I have heard that EMRs have lead to dissatisfaction in doctors that have them, although doctors have a lot of reasons to be dissatisfied and in the 30 or so years I have been in practice I have never seen any doctor completely satisfied with all the aspects of his/her practice.  EMRs certainly are cumbersome, usually requiring multiple log-ins, and their tendency to randomly shutdown or kick you out of the system.  The EMR I am using today refused to let me write prescriptions under my  name, I got around this by printing the prescription under someone else's name and then crossing it out on the paper copy.  I have been assured this will be fixed today.  You do have to remember that paper charts were not the greatest either, trying to decipher your handwriting or looking for labwork that may or may not have been filed were definitely hassles not to mention the effect on patient care.

I have recently been doing a lot of medicolegals which mean a lot of chart reviews.  These have given me to opportunity to compare both paper and electronic charts.  Paper copies of electronic charts have of course the advantage of being legible.  The quality of the information is not better and potentially a little worse as I suspect a lot of doctors are typing with two fingers.  Most EMRs have shortcuts or macros available and I notice that these are being used quite a bit.  For example many family doctors have a macro for their yearly physical exam (notwithstanding the fact that nobody advocates a yearly physical, most patients seem to get one done, if only because the doctor can bill for it).  I have for example reviewed cases with severe neck or back pain, well documented in the progress notes who when they present for their yearly physical will have a completely normal exam documented on the obviously computer generated record.  This is I am sure going to cause problems when somebody less understanding than me reviews the chart.  I have also heard of instances in hospitals where people are cutting and pasting other people's consults or progress notes.  This is of course okay (if a little lazy) if the original information that was cut and pasted was valid, however the old saying garbage in/garbage out comes to mind.  False information, (alternate facts) of course persisted under paper charting as well.

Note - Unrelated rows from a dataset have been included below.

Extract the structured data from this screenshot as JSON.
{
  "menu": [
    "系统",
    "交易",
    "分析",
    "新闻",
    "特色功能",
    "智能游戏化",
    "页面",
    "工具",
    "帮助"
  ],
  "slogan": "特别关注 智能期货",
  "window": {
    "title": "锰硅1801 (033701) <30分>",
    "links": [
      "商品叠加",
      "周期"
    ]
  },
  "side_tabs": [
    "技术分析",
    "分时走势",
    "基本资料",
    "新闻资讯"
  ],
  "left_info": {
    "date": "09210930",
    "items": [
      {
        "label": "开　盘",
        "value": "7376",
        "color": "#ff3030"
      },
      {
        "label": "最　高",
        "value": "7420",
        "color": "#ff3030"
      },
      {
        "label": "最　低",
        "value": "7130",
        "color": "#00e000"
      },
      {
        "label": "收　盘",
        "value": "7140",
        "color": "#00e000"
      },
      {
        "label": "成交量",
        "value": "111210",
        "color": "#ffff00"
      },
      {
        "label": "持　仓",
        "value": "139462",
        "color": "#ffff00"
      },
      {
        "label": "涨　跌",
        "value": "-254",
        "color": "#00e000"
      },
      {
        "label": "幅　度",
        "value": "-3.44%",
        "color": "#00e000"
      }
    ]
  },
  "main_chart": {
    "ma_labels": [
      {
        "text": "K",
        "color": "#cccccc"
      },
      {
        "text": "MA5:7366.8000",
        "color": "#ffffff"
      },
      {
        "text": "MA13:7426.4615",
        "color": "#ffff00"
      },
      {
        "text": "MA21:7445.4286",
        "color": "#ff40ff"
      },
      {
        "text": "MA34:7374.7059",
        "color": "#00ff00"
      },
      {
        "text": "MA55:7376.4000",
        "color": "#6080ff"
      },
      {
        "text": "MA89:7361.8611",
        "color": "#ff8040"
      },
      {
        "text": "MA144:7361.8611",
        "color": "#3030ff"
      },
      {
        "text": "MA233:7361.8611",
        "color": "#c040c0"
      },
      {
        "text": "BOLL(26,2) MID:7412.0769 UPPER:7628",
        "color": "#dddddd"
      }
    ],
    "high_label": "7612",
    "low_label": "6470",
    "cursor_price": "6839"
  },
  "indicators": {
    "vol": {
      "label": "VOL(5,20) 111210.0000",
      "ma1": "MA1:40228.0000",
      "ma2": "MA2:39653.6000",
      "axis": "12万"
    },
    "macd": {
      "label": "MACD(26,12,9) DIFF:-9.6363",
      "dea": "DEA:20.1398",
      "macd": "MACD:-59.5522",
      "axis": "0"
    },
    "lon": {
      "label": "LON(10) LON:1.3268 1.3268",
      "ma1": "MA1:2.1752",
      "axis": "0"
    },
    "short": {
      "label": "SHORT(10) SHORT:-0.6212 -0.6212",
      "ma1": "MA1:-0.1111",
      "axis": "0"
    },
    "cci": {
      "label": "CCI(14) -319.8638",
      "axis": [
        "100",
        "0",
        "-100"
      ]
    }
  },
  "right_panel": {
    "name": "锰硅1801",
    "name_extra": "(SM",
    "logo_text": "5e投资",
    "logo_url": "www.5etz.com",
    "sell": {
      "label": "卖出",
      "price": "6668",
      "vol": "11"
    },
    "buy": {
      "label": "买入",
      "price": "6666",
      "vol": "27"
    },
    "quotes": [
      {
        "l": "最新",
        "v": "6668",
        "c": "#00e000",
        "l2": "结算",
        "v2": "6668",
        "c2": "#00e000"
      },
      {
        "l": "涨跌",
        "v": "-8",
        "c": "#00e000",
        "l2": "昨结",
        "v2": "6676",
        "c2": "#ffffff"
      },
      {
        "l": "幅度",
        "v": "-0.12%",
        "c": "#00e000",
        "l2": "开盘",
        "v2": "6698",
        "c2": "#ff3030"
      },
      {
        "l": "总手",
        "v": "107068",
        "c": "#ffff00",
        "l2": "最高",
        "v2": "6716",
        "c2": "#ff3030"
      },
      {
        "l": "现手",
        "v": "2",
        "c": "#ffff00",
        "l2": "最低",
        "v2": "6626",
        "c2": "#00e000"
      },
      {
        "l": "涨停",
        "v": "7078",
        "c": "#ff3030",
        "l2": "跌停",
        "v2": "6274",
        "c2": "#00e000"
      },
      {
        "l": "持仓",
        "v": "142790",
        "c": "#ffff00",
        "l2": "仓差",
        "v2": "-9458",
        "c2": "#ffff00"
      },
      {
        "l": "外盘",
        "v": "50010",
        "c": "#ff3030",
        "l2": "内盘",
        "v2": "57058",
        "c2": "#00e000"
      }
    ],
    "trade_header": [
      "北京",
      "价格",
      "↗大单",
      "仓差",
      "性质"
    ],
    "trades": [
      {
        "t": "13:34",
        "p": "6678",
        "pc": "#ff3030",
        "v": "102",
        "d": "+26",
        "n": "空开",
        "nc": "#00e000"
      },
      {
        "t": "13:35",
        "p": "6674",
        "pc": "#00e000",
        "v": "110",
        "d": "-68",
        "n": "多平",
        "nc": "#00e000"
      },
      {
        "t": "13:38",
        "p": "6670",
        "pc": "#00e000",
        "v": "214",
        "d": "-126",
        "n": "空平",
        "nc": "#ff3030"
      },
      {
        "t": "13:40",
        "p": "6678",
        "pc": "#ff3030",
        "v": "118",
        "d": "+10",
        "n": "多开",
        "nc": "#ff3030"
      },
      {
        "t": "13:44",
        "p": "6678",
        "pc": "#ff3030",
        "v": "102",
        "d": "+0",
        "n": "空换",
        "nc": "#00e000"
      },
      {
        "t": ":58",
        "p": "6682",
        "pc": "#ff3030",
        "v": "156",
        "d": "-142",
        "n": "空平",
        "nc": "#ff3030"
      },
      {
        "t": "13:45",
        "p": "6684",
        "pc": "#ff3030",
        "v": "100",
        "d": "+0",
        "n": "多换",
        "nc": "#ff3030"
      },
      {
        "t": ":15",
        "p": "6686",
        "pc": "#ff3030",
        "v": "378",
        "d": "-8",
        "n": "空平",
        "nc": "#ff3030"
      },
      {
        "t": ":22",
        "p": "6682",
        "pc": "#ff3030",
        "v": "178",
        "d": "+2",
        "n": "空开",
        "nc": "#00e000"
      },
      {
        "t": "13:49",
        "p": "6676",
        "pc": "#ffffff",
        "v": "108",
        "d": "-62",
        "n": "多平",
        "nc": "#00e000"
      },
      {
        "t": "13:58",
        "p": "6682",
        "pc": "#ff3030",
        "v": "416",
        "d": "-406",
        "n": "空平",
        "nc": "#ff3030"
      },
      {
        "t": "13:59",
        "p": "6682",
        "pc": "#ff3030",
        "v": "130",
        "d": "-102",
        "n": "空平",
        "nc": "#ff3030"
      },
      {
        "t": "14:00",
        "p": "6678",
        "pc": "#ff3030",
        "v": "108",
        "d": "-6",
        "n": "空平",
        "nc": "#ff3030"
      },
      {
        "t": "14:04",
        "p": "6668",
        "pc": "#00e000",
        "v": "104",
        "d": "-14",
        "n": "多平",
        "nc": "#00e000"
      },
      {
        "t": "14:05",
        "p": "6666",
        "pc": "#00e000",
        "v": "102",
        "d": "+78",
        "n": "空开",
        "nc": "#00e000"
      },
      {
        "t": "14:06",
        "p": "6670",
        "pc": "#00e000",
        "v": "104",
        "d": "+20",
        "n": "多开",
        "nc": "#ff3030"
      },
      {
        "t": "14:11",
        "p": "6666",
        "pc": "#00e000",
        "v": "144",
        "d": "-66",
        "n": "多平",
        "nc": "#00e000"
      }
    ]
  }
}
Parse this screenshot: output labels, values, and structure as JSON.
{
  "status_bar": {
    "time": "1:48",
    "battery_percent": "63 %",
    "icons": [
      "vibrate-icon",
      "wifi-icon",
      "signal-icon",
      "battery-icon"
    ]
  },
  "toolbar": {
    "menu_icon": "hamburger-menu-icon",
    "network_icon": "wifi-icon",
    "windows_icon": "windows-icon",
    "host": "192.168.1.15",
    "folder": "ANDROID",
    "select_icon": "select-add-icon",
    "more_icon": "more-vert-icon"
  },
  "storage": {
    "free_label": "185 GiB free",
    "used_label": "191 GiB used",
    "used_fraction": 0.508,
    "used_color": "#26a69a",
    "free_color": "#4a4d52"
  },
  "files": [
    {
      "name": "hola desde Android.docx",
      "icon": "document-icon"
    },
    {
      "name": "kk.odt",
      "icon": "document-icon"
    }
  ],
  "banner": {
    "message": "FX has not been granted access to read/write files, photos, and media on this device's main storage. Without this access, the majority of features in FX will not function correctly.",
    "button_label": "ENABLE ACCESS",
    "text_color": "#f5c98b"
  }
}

The other issue I notice when I review medico-legal charts is the incredible volume of paper they can generate especially if the patient is admitted to hospital.  For example, at the hospitals in another city which has EMRs, each lab test is printed out on a separate piece of paper, likewise nurses notes.  This results in a huge chart, which if I get it in paper, means lots of turning pages and a high risk of paper cuts and repetitive strain injuries.  Lawyers tend to do fishing expeditions resulting in large amounts of irrelevant information.  I get paid by the hour so I shouldn't mind but the hours available to me are finite and I know that somebody is ultimately paying for this.  Logically when they get the request the hospital would give me a time sensitive log-in to their system for that one patient's chart so I can review on a computer.  It is after all the 21st century.

Fortunately or unfortunately an EMR for anaesthesia or AIMS as they like to call it seems to be years away.  We did spend a great deal of time getting ready for one about 5 years ago with multiple meetings however suddenly without even a whimper the whole process just ground to a halt. I don't see any sign of it restarting and I don't expect to be using it before I retire.

When people express fear or dissatisfaction about EMRs, I remember a story a specialist told me when I was a resident in Newfoundland.  He had started his career working in a remote community as a general practitioner in the 1960s.  When he arrived, he found that the clinic there did not keep any patient records.  He was appalled and told the staff that they would have to start keeping charts on patients, with the result that the entire staff resigned in protest.

Like all changes in healthcare, we will survive this and patient care might even be improved.